Exercise description: Would you please restate all of the entries exactly, apart from the pictures?

Provided information:
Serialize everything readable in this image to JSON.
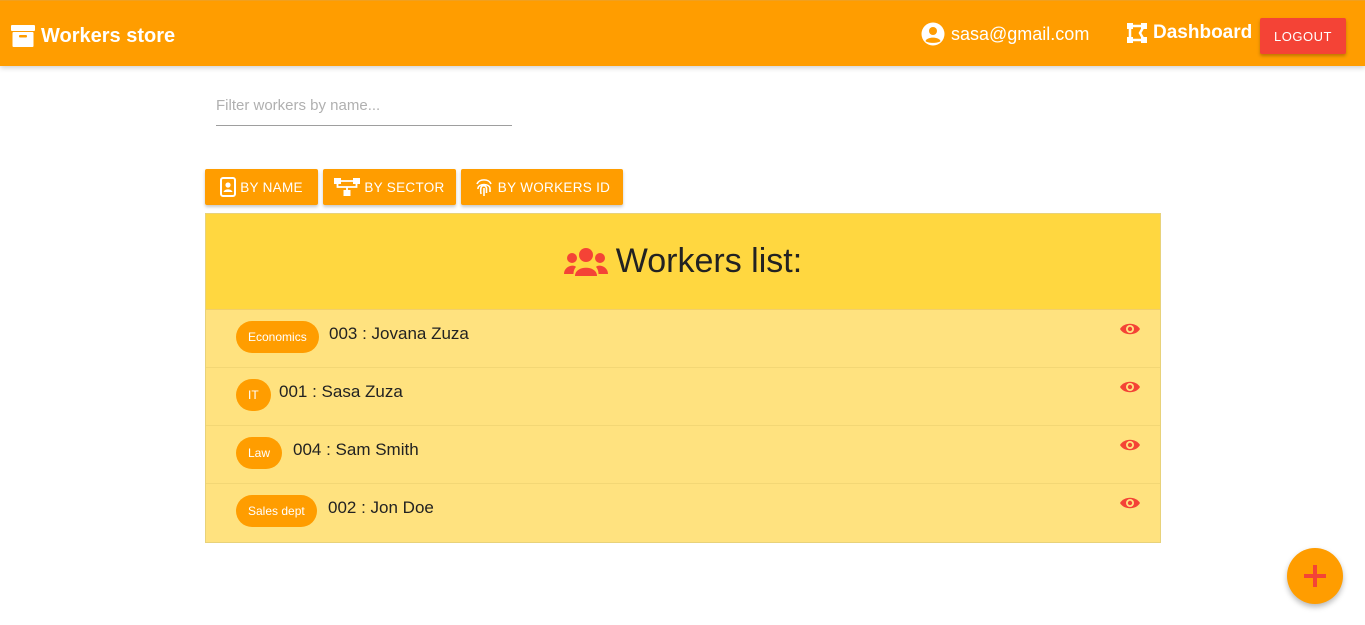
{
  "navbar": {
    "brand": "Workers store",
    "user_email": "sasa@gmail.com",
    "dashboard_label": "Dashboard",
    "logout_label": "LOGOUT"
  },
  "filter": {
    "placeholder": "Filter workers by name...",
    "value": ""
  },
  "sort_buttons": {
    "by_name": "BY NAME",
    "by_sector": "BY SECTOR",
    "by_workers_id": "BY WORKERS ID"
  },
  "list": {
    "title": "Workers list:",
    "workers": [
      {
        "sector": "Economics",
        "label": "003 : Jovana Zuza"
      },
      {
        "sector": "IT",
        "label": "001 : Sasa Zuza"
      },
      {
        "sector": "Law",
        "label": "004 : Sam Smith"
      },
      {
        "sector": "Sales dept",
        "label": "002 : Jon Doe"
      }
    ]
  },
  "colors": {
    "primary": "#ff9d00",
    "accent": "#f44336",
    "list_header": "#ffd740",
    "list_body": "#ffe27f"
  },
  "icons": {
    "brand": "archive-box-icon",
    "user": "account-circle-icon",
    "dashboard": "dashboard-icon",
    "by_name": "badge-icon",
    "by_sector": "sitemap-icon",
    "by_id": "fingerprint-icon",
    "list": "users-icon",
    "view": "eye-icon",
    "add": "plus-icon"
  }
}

Result below:
Serialize everything readable in this image to JSON.
{
  "navbar": {
    "brand": "Workers store",
    "user_email": "sasa@gmail.com",
    "dashboard_label": "Dashboard",
    "logout_label": "LOGOUT"
  },
  "filter": {
    "placeholder": "Filter workers by name...",
    "value": ""
  },
  "sort_buttons": {
    "by_name": "BY NAME",
    "by_sector": "BY SECTOR",
    "by_workers_id": "BY WORKERS ID"
  },
  "list": {
    "title": "Workers list:",
    "workers": [
      {
        "sector": "Economics",
        "label": "003 : Jovana Zuza"
      },
      {
        "sector": "IT",
        "label": "001 : Sasa Zuza"
      },
      {
        "sector": "Law",
        "label": "004 : Sam Smith"
      },
      {
        "sector": "Sales dept",
        "label": "002 : Jon Doe"
      }
    ]
  },
  "colors": {
    "primary": "#ff9d00",
    "accent": "#f44336",
    "list_header": "#ffd740",
    "list_body": "#ffe27f"
  },
  "icons": {
    "brand": "archive-box-icon",
    "user": "account-circle-icon",
    "dashboard": "dashboard-icon",
    "by_name": "badge-icon",
    "by_sector": "sitemap-icon",
    "by_id": "fingerprint-icon",
    "list": "users-icon",
    "view": "eye-icon",
    "add": "plus-icon"
  }
}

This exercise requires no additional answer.